Data records:
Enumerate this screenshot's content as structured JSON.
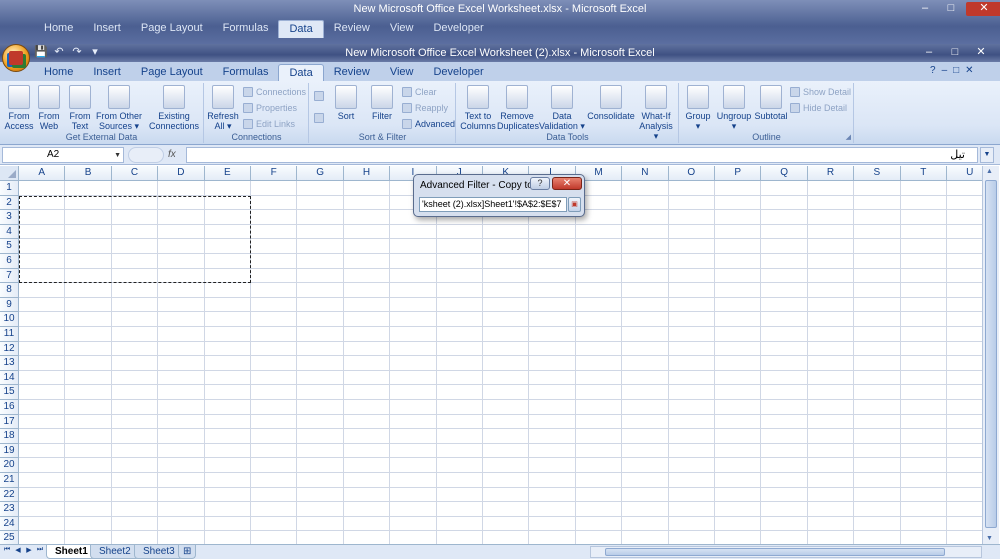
{
  "background_window": {
    "title": "New Microsoft Office Excel Worksheet.xlsx - Microsoft Excel",
    "tabs": [
      "Home",
      "Insert",
      "Page Layout",
      "Formulas",
      "Data",
      "Review",
      "View",
      "Developer"
    ],
    "active_tab": "Data"
  },
  "window": {
    "title": "New Microsoft Office Excel Worksheet (2).xlsx - Microsoft Excel",
    "controls": {
      "minimize": "–",
      "maximize": "□",
      "close": "✕"
    }
  },
  "qat": {
    "save": "💾",
    "undo": "↶",
    "redo": "↷",
    "customize": "▾"
  },
  "tabs": [
    "Home",
    "Insert",
    "Page Layout",
    "Formulas",
    "Data",
    "Review",
    "View",
    "Developer"
  ],
  "active_tab": "Data",
  "ribbon": {
    "get_external_data": {
      "label": "Get External Data",
      "buttons": [
        "From Access",
        "From Web",
        "From Text",
        "From Other Sources ▾",
        "Existing Connections"
      ]
    },
    "connections": {
      "label": "Connections",
      "refresh": "Refresh All ▾",
      "items": [
        "Connections",
        "Properties",
        "Edit Links"
      ]
    },
    "sort_filter": {
      "label": "Sort & Filter",
      "sort": "Sort",
      "filter": "Filter",
      "items": [
        "Clear",
        "Reapply",
        "Advanced"
      ]
    },
    "data_tools": {
      "label": "Data Tools",
      "buttons": [
        "Text to Columns",
        "Remove Duplicates",
        "Data Validation ▾",
        "Consolidate",
        "What-If Analysis ▾"
      ]
    },
    "outline": {
      "label": "Outline",
      "buttons": [
        "Group ▾",
        "Ungroup ▾",
        "Subtotal"
      ],
      "items": [
        "Show Detail",
        "Hide Detail"
      ]
    }
  },
  "formula_bar": {
    "name_box": "A2",
    "fx": "fx",
    "content": "تيل"
  },
  "grid": {
    "columns": [
      "A",
      "B",
      "C",
      "D",
      "E",
      "F",
      "G",
      "H",
      "I",
      "J",
      "K",
      "L",
      "M",
      "N",
      "O",
      "P",
      "Q",
      "R",
      "S",
      "T",
      "U"
    ],
    "rows": [
      "1",
      "2",
      "3",
      "4",
      "5",
      "6",
      "7",
      "8",
      "9",
      "10",
      "11",
      "12",
      "13",
      "14",
      "15",
      "16",
      "17",
      "18",
      "19",
      "20",
      "21",
      "22",
      "23",
      "24",
      "25"
    ],
    "marquee_range": "A2:E7"
  },
  "dialog": {
    "title": "Advanced Filter - Copy to:",
    "help": "?",
    "close": "✕",
    "input_value": "'ksheet (2).xlsx]Sheet1'!$A$2:$E$7"
  },
  "sheets": [
    "Sheet1",
    "Sheet2",
    "Sheet3"
  ],
  "active_sheet": "Sheet1"
}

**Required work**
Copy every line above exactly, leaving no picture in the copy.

**Exercise solution**
Enumerate this screenshot's content as structured JSON.
{
  "background_window": {
    "title": "New Microsoft Office Excel Worksheet.xlsx - Microsoft Excel",
    "tabs": [
      "Home",
      "Insert",
      "Page Layout",
      "Formulas",
      "Data",
      "Review",
      "View",
      "Developer"
    ],
    "active_tab": "Data"
  },
  "window": {
    "title": "New Microsoft Office Excel Worksheet (2).xlsx - Microsoft Excel",
    "controls": {
      "minimize": "–",
      "maximize": "□",
      "close": "✕"
    }
  },
  "qat": {
    "save": "💾",
    "undo": "↶",
    "redo": "↷",
    "customize": "▾"
  },
  "tabs": [
    "Home",
    "Insert",
    "Page Layout",
    "Formulas",
    "Data",
    "Review",
    "View",
    "Developer"
  ],
  "active_tab": "Data",
  "ribbon": {
    "get_external_data": {
      "label": "Get External Data",
      "buttons": [
        "From Access",
        "From Web",
        "From Text",
        "From Other Sources ▾",
        "Existing Connections"
      ]
    },
    "connections": {
      "label": "Connections",
      "refresh": "Refresh All ▾",
      "items": [
        "Connections",
        "Properties",
        "Edit Links"
      ]
    },
    "sort_filter": {
      "label": "Sort & Filter",
      "sort": "Sort",
      "filter": "Filter",
      "items": [
        "Clear",
        "Reapply",
        "Advanced"
      ]
    },
    "data_tools": {
      "label": "Data Tools",
      "buttons": [
        "Text to Columns",
        "Remove Duplicates",
        "Data Validation ▾",
        "Consolidate",
        "What-If Analysis ▾"
      ]
    },
    "outline": {
      "label": "Outline",
      "buttons": [
        "Group ▾",
        "Ungroup ▾",
        "Subtotal"
      ],
      "items": [
        "Show Detail",
        "Hide Detail"
      ]
    }
  },
  "formula_bar": {
    "name_box": "A2",
    "fx": "fx",
    "content": "تيل"
  },
  "grid": {
    "columns": [
      "A",
      "B",
      "C",
      "D",
      "E",
      "F",
      "G",
      "H",
      "I",
      "J",
      "K",
      "L",
      "M",
      "N",
      "O",
      "P",
      "Q",
      "R",
      "S",
      "T",
      "U"
    ],
    "rows": [
      "1",
      "2",
      "3",
      "4",
      "5",
      "6",
      "7",
      "8",
      "9",
      "10",
      "11",
      "12",
      "13",
      "14",
      "15",
      "16",
      "17",
      "18",
      "19",
      "20",
      "21",
      "22",
      "23",
      "24",
      "25"
    ],
    "marquee_range": "A2:E7"
  },
  "dialog": {
    "title": "Advanced Filter - Copy to:",
    "help": "?",
    "close": "✕",
    "input_value": "'ksheet (2).xlsx]Sheet1'!$A$2:$E$7"
  },
  "sheets": [
    "Sheet1",
    "Sheet2",
    "Sheet3"
  ],
  "active_sheet": "Sheet1"
}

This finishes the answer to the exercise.